So what’s the verdict on the Polo TSI? Well, it would be hard to match it in the small-hatchback segment. Its engine is a marvel and can offer a sporting drive when required while still being timid enough to appeal to all. It has clean-cut contemporary styling, a high quality interior, comfortable ride and is just fun to drive. Priced at $31,500 it occupies the high end of this segment and is around $6k more than the Ford Fiesta or Honda Jazz. But you’re getting the latest technology and exemplary build quality, for many that will be worth the extra money.
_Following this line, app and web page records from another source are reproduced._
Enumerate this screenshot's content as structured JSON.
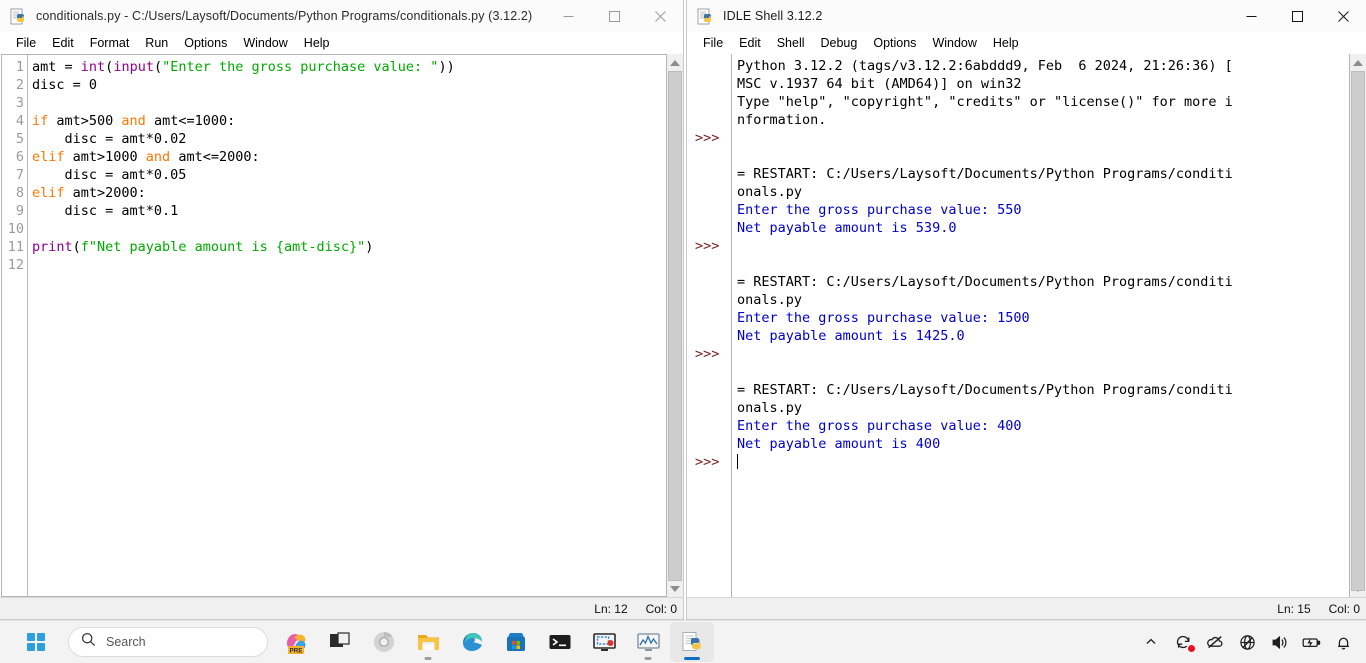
{
  "editor_window": {
    "title": "conditionals.py - C:/Users/Laysoft/Documents/Python Programs/conditionals.py (3.12.2)",
    "icon": "python-file-icon",
    "menus": [
      "File",
      "Edit",
      "Format",
      "Run",
      "Options",
      "Window",
      "Help"
    ],
    "caption": {
      "minimize": "minimize-icon",
      "maximize": "maximize-icon",
      "close": "close-icon"
    },
    "line_numbers": [
      "1",
      "2",
      "3",
      "4",
      "5",
      "6",
      "7",
      "8",
      "9",
      "10",
      "11",
      "12"
    ],
    "code_lines": [
      [
        {
          "t": "amt = ",
          "c": "plain"
        },
        {
          "t": "int",
          "c": "bi"
        },
        {
          "t": "(",
          "c": "plain"
        },
        {
          "t": "input",
          "c": "bi"
        },
        {
          "t": "(",
          "c": "plain"
        },
        {
          "t": "\"Enter the gross purchase value: \"",
          "c": "str"
        },
        {
          "t": "))",
          "c": "plain"
        }
      ],
      [
        {
          "t": "disc = 0",
          "c": "plain"
        }
      ],
      [
        {
          "t": "",
          "c": "plain"
        }
      ],
      [
        {
          "t": "if",
          "c": "kw"
        },
        {
          "t": " amt>500 ",
          "c": "plain"
        },
        {
          "t": "and",
          "c": "kw"
        },
        {
          "t": " amt<=1000:",
          "c": "plain"
        }
      ],
      [
        {
          "t": "    disc = amt*0.02",
          "c": "plain"
        }
      ],
      [
        {
          "t": "elif",
          "c": "kw"
        },
        {
          "t": " amt>1000 ",
          "c": "plain"
        },
        {
          "t": "and",
          "c": "kw"
        },
        {
          "t": " amt<=2000:",
          "c": "plain"
        }
      ],
      [
        {
          "t": "    disc = amt*0.05",
          "c": "plain"
        }
      ],
      [
        {
          "t": "elif",
          "c": "kw"
        },
        {
          "t": " amt>2000:",
          "c": "plain"
        }
      ],
      [
        {
          "t": "    disc = amt*0.1",
          "c": "plain"
        }
      ],
      [
        {
          "t": "",
          "c": "plain"
        }
      ],
      [
        {
          "t": "print",
          "c": "bi"
        },
        {
          "t": "(",
          "c": "plain"
        },
        {
          "t": "f\"Net payable amount is {amt-disc}\"",
          "c": "str"
        },
        {
          "t": ")",
          "c": "plain"
        }
      ],
      [
        {
          "t": "",
          "c": "plain"
        }
      ]
    ],
    "status": {
      "line": "Ln: 12",
      "col": "Col: 0"
    }
  },
  "shell_window": {
    "title": "IDLE Shell 3.12.2",
    "icon": "python-shell-icon",
    "menus": [
      "File",
      "Edit",
      "Shell",
      "Debug",
      "Options",
      "Window",
      "Help"
    ],
    "caption": {
      "minimize": "minimize-icon",
      "maximize": "maximize-icon",
      "close": "close-icon"
    },
    "prompt_symbol": ">>>",
    "lines": [
      {
        "prompt": "",
        "text": "Python 3.12.2 (tags/v3.12.2:6abddd9, Feb  6 2024, 21:26:36) [",
        "color": "black"
      },
      {
        "prompt": "",
        "text": "MSC v.1937 64 bit (AMD64)] on win32",
        "color": "black"
      },
      {
        "prompt": "",
        "text": "Type \"help\", \"copyright\", \"credits\" or \"license()\" for more i",
        "color": "black"
      },
      {
        "prompt": "",
        "text": "nformation.",
        "color": "black"
      },
      {
        "prompt": ">>>",
        "text": "",
        "color": "black"
      },
      {
        "prompt": "",
        "text": "",
        "color": "black"
      },
      {
        "prompt": "",
        "text": "= RESTART: C:/Users/Laysoft/Documents/Python Programs/conditi",
        "color": "black"
      },
      {
        "prompt": "",
        "text": "onals.py",
        "color": "black"
      },
      {
        "prompt": "",
        "text": "Enter the gross purchase value: 550",
        "color": "blue"
      },
      {
        "prompt": "",
        "text": "Net payable amount is 539.0",
        "color": "blue"
      },
      {
        "prompt": ">>>",
        "text": "",
        "color": "black"
      },
      {
        "prompt": "",
        "text": "",
        "color": "black"
      },
      {
        "prompt": "",
        "text": "= RESTART: C:/Users/Laysoft/Documents/Python Programs/conditi",
        "color": "black"
      },
      {
        "prompt": "",
        "text": "onals.py",
        "color": "black"
      },
      {
        "prompt": "",
        "text": "Enter the gross purchase value: 1500",
        "color": "blue"
      },
      {
        "prompt": "",
        "text": "Net payable amount is 1425.0",
        "color": "blue"
      },
      {
        "prompt": ">>>",
        "text": "",
        "color": "black"
      },
      {
        "prompt": "",
        "text": "",
        "color": "black"
      },
      {
        "prompt": "",
        "text": "= RESTART: C:/Users/Laysoft/Documents/Python Programs/conditi",
        "color": "black"
      },
      {
        "prompt": "",
        "text": "onals.py",
        "color": "black"
      },
      {
        "prompt": "",
        "text": "Enter the gross purchase value: 400",
        "color": "blue"
      },
      {
        "prompt": "",
        "text": "Net payable amount is 400",
        "color": "blue"
      },
      {
        "prompt": ">>>",
        "text": "",
        "color": "black",
        "cursor": true
      }
    ],
    "status": {
      "line": "Ln: 15",
      "col": "Col: 0"
    }
  },
  "taskbar": {
    "start_label": "start-button",
    "search": {
      "placeholder": "Search",
      "icon": "search-icon"
    },
    "apps": [
      {
        "name": "copilot-m365-icon",
        "badge": "PRE",
        "running": false
      },
      {
        "name": "task-view-icon",
        "running": false
      },
      {
        "name": "chrome-icon",
        "running": false
      },
      {
        "name": "file-explorer-icon",
        "running": true
      },
      {
        "name": "edge-icon",
        "running": false
      },
      {
        "name": "microsoft-store-icon",
        "running": false
      },
      {
        "name": "terminal-icon",
        "running": false
      },
      {
        "name": "snipping-tool-icon",
        "running": false
      },
      {
        "name": "task-manager-icon",
        "running": true
      },
      {
        "name": "python-idle-icon",
        "running": true,
        "active": true
      }
    ],
    "tray": [
      {
        "name": "show-hidden-icons-chevron-icon"
      },
      {
        "name": "windows-update-icon",
        "badge_color": "#e81123"
      },
      {
        "name": "onedrive-offline-icon"
      },
      {
        "name": "network-disconnected-icon"
      },
      {
        "name": "volume-icon"
      },
      {
        "name": "battery-charging-icon"
      },
      {
        "name": "notifications-bell-icon"
      }
    ]
  },
  "colors": {
    "keyword": "#ff7700",
    "builtin": "#900090",
    "string": "#00aa00",
    "shell_output": "#0000cc",
    "prompt": "#772222",
    "taskbar_bg": "#f3f3f3",
    "accent": "#0d6ec4"
  }
}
If you’re in the market for a small hatch and want to see exactly how it should be done, check out the Polo TSI.

Price: $31,500

What we like:

  • Excellent engine and gearbox package
  • Interior quality
  • Fun to drive

What we don’t like:

  • Vague steering
  • Pricey
  • Conservative exterior styling

Words and Photos: Adam Mamo

To find out more about the Polo TSI, see below for specifications or click here to visit the VW NZ website.

Other reviews of interest:

Toyota Yaris Edge (2010) — Road Test

Ford Fiesta Zetec (2009) — Road Test

Honda Jazz (2009) — Road Test

Hyundai i30 2.0 Elite (2008) — Road Test

Suzuki Swift XE (2008) — Road Test

Mini Cooper S (2008) — Road Test

Volkswagen Polo TSI (2010) – Specifications

Engine, gearbox, electrical system (77 kW)
Cubic capacity, litres/cm 3 1197
Max. output, kW(bhp) at rpm 77 @ 5000rpm
Max. torque, Nm at rpm 175Nm @ 1550 -4100rpm
Gearbox, standard 7-Speed DSG
Fuel consumption, litres/100 km combined 5.3
CO 2 emission, g/km 124 – Euro 5

Safety and Security
ESP (electronic stability program), ABS braking system (ABS), Traction Control System (TCS) and Electronic Diff Lock (EDL)
Hillhold control
Airbags for driver and front passenger
Front passenger airbag deactivation
Curtain airbag system for front and rear passengers
Side airbags at the front
Safety optimised front head restraints
ISOFIX mountings on outer rear seats for child seats
Electronic immobiliser
Anti-theft ‘Plus’ alarm system
Turn signals with integrated in door mirrors

Wheels and Suspension
Alloy wheels, 16″ Cartagena 215/45 tyres

Exterior features
Headlights — Halogen
Electrically adjustable and heated door mirrors
Green-tinted heat insulating windows
Front fog lights, with fixed cornering light

Interior features
Climatic air conditioning
Steering wheel with height and rake adjustment
Leather covered gear lever and hand brake lever
Leather covered multi-function steering wheel
Central locking with radio remote control
Front centre armrest with storage box
Multi function display
Electric windows, front and rear
Floor mats front and rear
Glove compartment with cooling function

Seats and upholstery
‘Livon’ fabric upholstery
Front seats with height adjustment
Drawers under front seats

4 x 20 watts, 6 loud speakers (4 at front, 2 at rear)
RCD310 Radio CD system, single CD and AUX-IN multimedia socket

Warranty and Assistance
3 year / unlimited km mechanical warranty, 12 year anti-corrosion warranty
3 year Volkswagen Roadside Assistance
Long-life underseal including wheel arches

« | »

Let us know what you think

Loading Facebook Comments ...

Road Tests

Silver Sponsors

Car and SUV Team

Richard-Edwards-2016Richard Edwards

Managing editor

linkedinphotoDarren Cottingham

Motoring writer

robertbarry-headRobert Barry

Chief reporter

Ian-Ferguson-6Ian Ferguson

Advertising Consultant

debDeborah Baxter

Operations Manager

RSS Latest News from Autotalk

RSS Latest News from Dieseltalk

Read previous post:
BMW X1 23D 2010 Review

Born into a rapidly expanding range, BMW’s new X1 is the final card to complete a full house in the...